THE TASK
From the records beneath, determine how many lines contain "this" and report only that figure.

Data about app and page elements:

....

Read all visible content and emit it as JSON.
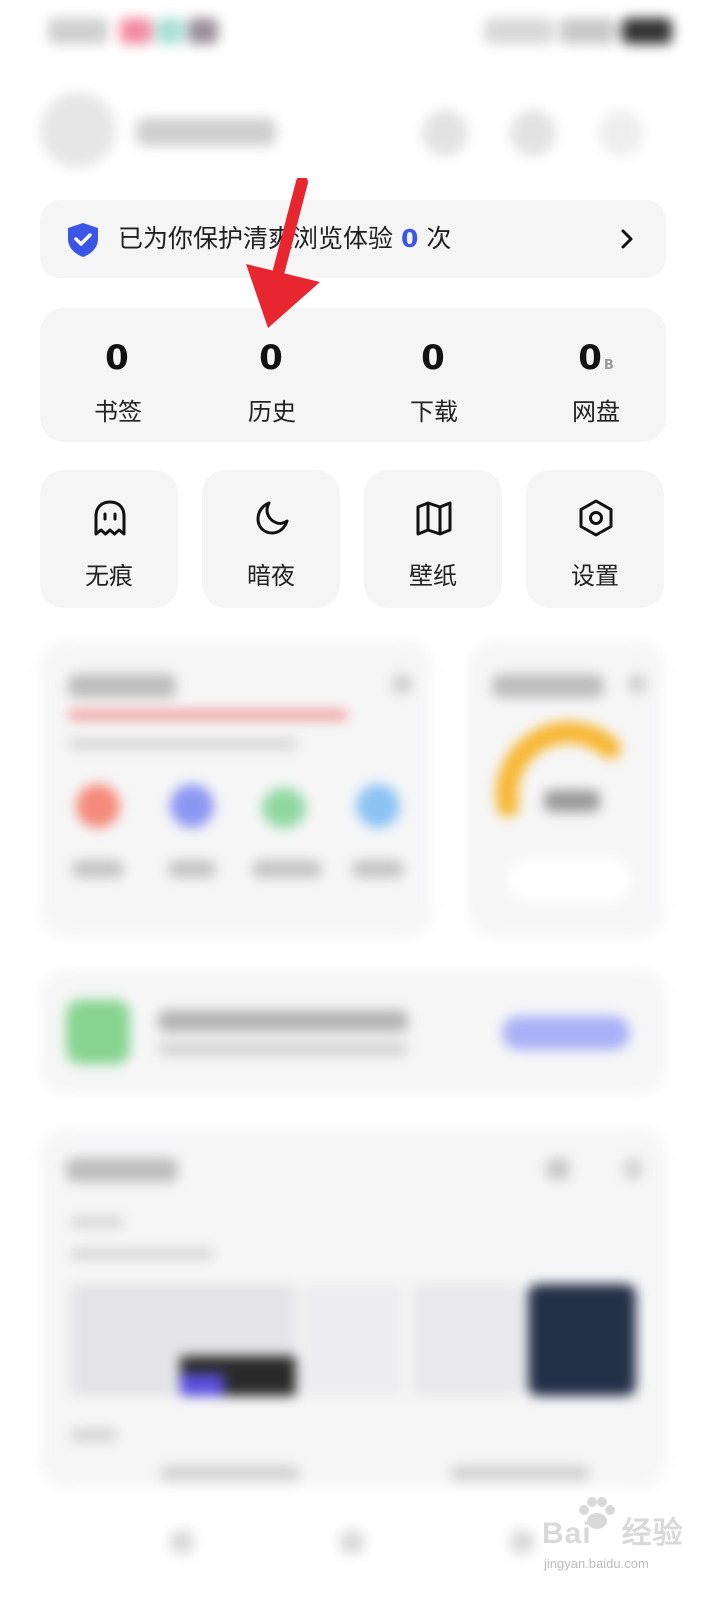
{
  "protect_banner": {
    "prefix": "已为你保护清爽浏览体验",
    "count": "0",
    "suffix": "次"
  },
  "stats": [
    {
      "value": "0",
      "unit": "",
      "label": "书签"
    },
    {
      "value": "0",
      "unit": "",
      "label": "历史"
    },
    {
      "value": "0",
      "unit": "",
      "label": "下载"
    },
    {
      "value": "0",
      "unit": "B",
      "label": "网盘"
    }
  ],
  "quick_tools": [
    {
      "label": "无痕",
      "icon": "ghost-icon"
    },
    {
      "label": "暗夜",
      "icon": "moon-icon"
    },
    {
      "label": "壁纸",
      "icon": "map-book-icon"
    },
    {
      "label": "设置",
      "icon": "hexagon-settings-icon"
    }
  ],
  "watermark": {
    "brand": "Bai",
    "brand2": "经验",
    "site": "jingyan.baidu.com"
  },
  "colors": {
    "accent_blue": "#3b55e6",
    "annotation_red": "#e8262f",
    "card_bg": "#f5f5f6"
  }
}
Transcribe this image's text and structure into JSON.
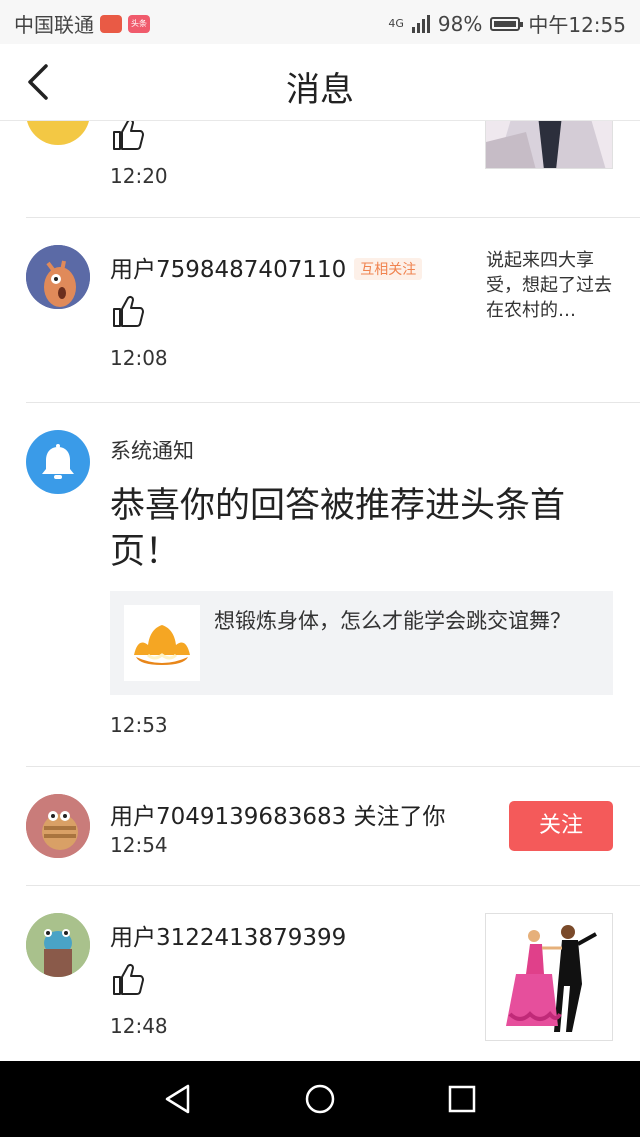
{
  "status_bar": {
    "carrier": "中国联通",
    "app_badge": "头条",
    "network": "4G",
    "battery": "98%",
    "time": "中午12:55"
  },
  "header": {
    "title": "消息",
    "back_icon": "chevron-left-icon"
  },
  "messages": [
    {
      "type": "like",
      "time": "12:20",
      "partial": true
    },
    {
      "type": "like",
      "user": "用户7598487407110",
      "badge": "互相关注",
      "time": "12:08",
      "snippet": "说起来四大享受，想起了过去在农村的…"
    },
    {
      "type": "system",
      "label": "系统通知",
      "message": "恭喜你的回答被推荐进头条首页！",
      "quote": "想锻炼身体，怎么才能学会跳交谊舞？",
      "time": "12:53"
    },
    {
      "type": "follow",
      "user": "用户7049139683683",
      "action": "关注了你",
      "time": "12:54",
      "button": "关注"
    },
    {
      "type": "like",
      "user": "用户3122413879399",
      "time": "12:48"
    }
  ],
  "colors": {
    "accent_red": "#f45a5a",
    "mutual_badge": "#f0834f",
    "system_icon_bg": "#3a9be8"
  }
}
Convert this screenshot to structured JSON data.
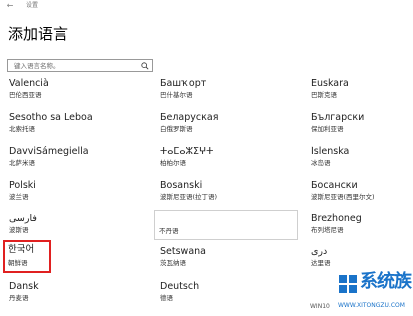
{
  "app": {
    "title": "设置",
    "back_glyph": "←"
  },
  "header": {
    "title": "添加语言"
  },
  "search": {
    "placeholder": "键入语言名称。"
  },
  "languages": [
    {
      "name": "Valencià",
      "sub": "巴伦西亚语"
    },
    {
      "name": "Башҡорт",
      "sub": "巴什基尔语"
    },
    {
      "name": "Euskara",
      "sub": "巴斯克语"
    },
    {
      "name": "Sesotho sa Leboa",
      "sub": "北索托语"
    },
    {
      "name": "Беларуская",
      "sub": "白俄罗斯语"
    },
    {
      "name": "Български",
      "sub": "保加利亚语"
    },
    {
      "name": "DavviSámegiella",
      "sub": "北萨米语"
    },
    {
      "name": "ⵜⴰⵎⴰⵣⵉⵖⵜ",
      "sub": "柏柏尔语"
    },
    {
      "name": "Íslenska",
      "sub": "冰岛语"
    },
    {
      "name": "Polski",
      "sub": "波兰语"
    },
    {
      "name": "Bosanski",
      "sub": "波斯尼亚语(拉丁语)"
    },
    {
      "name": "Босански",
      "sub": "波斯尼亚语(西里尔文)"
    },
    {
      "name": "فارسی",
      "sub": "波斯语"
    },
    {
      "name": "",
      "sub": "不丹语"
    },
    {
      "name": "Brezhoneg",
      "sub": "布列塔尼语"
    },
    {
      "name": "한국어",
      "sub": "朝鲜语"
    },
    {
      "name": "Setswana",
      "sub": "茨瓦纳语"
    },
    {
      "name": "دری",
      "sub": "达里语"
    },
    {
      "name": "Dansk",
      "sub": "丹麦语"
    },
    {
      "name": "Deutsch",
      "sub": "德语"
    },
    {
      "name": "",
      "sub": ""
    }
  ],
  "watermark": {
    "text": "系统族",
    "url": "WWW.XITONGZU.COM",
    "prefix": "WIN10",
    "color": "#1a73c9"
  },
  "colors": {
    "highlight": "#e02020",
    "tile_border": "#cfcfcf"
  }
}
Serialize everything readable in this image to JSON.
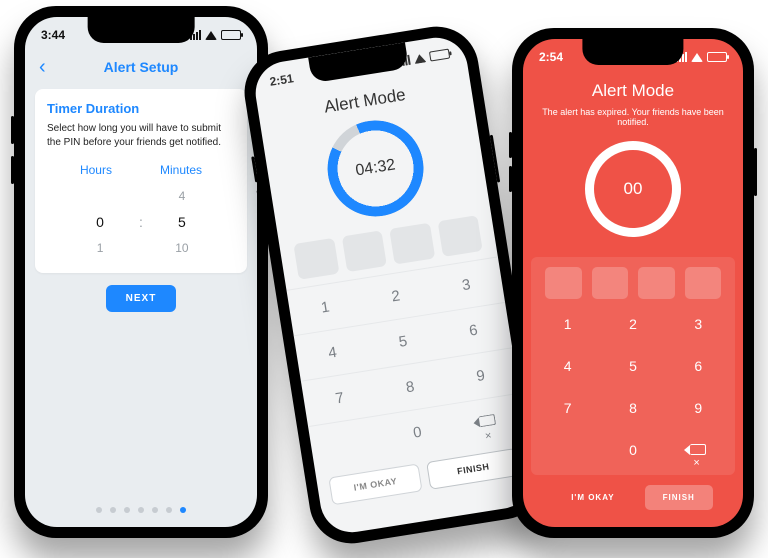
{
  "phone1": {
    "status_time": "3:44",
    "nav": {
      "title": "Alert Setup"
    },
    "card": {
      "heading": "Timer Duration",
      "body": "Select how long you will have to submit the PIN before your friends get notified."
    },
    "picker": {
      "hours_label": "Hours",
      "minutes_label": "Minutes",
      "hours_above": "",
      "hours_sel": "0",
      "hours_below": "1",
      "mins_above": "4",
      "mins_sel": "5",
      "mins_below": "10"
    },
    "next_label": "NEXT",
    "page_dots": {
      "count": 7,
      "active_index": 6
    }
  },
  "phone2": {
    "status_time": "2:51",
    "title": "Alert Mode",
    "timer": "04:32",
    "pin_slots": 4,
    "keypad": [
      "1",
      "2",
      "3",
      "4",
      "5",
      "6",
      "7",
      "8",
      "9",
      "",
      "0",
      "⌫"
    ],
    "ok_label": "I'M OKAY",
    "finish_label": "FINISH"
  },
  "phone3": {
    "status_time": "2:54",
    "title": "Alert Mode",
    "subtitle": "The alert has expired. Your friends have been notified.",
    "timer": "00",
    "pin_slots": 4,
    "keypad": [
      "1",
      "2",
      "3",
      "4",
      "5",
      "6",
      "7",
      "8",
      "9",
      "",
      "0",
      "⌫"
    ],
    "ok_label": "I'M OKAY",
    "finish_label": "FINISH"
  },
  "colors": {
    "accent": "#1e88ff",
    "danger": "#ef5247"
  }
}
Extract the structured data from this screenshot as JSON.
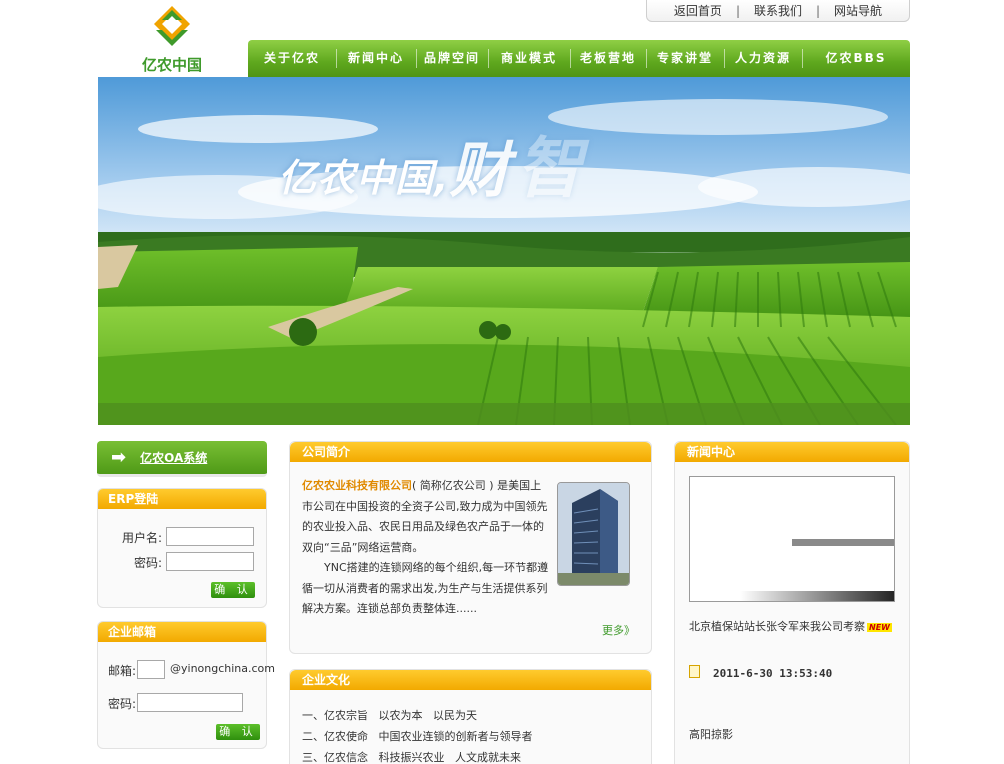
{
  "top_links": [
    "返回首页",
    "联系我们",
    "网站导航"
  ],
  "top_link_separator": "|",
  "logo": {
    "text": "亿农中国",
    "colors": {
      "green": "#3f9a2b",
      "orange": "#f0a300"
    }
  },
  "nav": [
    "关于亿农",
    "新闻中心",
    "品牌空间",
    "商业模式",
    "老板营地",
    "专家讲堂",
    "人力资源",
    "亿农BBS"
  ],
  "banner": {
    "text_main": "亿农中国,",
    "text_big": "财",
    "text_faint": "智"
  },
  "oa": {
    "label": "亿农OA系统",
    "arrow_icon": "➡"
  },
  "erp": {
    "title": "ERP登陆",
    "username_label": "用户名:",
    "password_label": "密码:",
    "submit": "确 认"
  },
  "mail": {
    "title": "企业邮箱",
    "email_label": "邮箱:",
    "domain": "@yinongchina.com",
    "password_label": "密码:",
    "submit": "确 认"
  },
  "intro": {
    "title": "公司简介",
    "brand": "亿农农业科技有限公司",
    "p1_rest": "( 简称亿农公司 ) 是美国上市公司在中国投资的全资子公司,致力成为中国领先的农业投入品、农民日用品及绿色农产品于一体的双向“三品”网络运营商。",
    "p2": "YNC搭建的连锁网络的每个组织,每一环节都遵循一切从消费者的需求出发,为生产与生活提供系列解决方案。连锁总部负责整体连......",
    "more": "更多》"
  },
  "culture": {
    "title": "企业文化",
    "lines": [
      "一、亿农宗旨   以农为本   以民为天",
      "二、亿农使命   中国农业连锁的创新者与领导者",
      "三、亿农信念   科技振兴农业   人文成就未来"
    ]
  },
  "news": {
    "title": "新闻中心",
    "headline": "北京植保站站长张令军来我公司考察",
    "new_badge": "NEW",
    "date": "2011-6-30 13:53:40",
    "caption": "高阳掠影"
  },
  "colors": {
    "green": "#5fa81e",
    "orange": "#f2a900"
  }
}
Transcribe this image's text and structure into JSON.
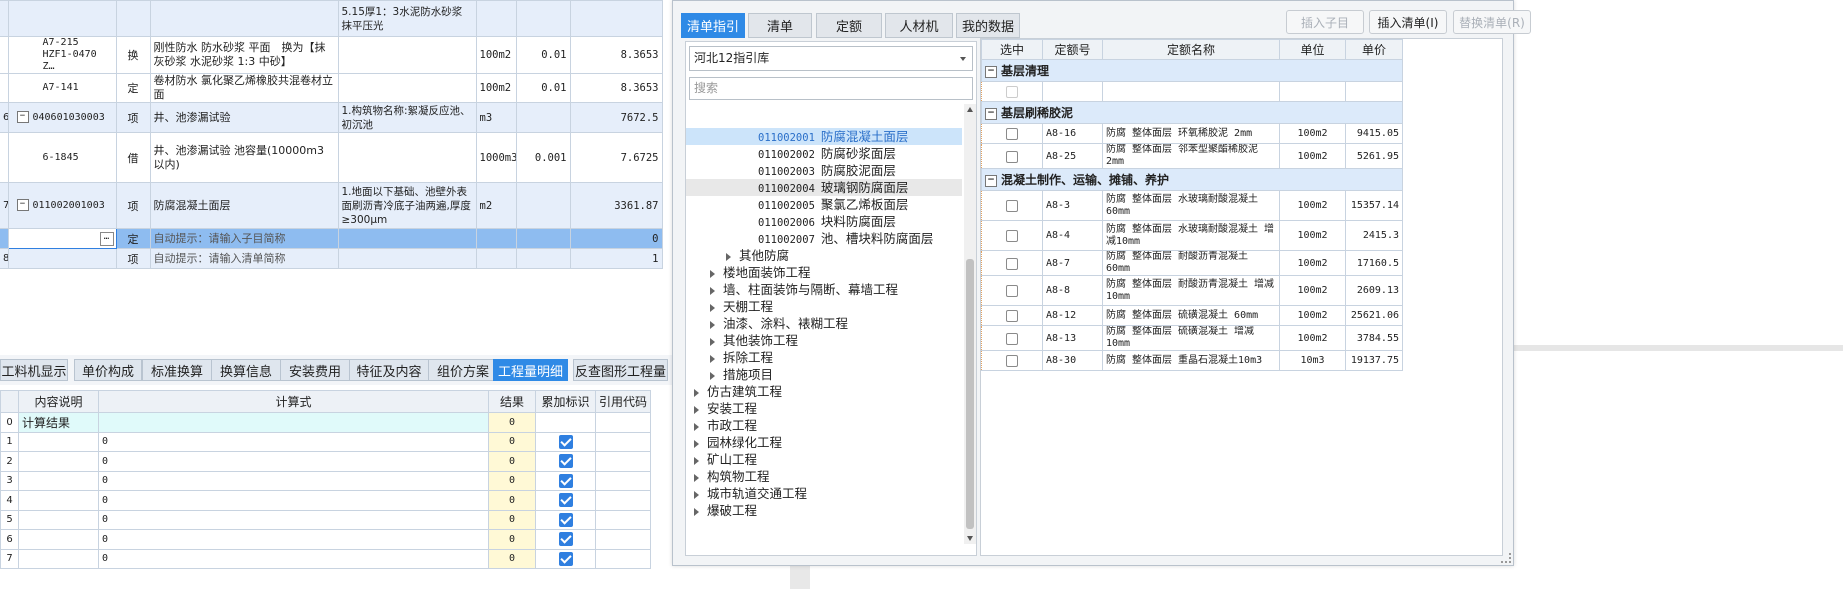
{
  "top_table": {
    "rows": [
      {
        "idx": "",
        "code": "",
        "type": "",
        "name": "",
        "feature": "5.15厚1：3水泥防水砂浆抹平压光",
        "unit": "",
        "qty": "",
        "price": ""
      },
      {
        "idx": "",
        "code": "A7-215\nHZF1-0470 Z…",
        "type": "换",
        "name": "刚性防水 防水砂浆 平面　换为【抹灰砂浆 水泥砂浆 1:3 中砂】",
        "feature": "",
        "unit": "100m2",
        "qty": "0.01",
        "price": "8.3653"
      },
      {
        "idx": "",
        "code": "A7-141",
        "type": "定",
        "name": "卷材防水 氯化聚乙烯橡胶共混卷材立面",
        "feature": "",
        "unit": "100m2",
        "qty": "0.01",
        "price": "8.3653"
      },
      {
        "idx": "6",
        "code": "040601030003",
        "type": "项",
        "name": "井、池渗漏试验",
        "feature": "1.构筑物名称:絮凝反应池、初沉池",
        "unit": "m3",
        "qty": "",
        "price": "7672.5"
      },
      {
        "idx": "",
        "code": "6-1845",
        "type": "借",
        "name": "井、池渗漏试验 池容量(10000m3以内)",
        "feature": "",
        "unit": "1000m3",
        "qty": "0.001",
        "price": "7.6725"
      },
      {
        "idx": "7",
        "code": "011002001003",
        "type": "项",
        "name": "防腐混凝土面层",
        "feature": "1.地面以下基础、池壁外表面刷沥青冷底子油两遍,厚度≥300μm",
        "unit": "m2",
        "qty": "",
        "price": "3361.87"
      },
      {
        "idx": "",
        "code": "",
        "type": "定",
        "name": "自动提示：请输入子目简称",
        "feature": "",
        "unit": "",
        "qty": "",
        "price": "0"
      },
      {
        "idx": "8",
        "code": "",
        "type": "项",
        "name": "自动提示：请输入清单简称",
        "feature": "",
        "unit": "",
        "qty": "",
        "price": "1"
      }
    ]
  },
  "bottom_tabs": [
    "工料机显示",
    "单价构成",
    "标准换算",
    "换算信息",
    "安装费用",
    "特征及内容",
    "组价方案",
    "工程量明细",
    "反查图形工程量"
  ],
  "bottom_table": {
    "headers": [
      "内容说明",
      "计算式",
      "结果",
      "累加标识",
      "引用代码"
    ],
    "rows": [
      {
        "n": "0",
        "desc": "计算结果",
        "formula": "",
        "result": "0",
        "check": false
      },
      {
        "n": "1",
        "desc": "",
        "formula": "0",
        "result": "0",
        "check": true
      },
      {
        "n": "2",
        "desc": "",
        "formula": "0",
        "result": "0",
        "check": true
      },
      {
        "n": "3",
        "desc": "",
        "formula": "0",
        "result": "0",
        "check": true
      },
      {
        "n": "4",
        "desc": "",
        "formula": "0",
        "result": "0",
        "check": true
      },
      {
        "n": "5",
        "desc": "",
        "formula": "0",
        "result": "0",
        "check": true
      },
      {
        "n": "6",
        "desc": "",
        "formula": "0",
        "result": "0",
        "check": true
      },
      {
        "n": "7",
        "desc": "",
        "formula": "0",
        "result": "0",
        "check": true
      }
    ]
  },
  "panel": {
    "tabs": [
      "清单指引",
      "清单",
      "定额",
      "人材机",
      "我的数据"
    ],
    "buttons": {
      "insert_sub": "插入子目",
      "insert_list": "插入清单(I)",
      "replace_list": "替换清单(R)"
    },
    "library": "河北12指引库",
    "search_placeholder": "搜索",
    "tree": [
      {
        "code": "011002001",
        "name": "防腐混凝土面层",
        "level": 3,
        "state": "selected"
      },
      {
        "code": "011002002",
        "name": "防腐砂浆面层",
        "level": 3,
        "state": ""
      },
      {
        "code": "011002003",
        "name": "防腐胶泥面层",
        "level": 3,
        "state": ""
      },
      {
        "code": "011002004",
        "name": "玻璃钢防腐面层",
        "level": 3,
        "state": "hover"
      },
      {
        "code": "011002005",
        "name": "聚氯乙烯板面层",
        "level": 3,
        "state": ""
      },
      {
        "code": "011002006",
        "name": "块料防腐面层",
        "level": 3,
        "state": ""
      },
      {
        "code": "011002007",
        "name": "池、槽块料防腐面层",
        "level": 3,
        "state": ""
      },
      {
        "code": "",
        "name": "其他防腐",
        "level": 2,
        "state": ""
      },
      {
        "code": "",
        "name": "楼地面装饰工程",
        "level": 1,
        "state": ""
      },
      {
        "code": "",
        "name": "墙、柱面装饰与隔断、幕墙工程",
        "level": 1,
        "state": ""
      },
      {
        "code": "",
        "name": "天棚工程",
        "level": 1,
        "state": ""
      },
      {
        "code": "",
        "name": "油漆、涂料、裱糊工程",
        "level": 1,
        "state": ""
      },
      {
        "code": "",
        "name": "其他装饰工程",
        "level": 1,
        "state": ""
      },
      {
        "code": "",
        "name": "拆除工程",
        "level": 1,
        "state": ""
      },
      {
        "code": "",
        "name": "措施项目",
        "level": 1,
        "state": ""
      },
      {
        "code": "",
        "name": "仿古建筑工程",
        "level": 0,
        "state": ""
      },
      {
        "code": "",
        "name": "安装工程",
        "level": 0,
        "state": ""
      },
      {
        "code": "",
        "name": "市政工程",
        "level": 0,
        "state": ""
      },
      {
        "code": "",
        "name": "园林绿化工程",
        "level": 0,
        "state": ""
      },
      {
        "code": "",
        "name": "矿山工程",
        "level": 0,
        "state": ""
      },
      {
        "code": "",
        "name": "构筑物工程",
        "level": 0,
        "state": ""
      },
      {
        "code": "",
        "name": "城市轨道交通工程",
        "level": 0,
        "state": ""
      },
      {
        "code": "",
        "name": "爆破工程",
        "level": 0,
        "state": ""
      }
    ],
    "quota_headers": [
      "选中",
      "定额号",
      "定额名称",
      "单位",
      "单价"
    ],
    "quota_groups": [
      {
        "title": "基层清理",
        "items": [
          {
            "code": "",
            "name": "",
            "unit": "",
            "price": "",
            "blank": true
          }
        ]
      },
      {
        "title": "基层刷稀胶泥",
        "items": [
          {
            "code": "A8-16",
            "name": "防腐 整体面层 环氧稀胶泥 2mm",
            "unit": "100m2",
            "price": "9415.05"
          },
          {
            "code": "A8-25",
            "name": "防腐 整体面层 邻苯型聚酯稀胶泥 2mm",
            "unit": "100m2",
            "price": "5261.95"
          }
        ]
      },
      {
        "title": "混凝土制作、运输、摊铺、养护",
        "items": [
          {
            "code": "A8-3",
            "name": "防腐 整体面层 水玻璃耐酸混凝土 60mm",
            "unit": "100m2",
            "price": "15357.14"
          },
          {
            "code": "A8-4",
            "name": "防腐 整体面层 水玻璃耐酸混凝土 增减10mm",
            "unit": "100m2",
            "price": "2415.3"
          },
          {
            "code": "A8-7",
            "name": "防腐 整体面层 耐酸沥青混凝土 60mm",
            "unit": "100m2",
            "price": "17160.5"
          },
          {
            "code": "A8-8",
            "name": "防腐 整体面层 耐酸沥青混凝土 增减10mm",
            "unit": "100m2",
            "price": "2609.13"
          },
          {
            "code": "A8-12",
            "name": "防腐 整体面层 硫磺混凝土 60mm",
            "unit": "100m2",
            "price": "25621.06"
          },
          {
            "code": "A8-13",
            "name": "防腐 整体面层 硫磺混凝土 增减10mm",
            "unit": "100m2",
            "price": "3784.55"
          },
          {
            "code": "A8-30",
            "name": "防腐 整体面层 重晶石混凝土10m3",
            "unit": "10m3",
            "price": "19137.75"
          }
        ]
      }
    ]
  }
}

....

WRITTEN RESPONSE
5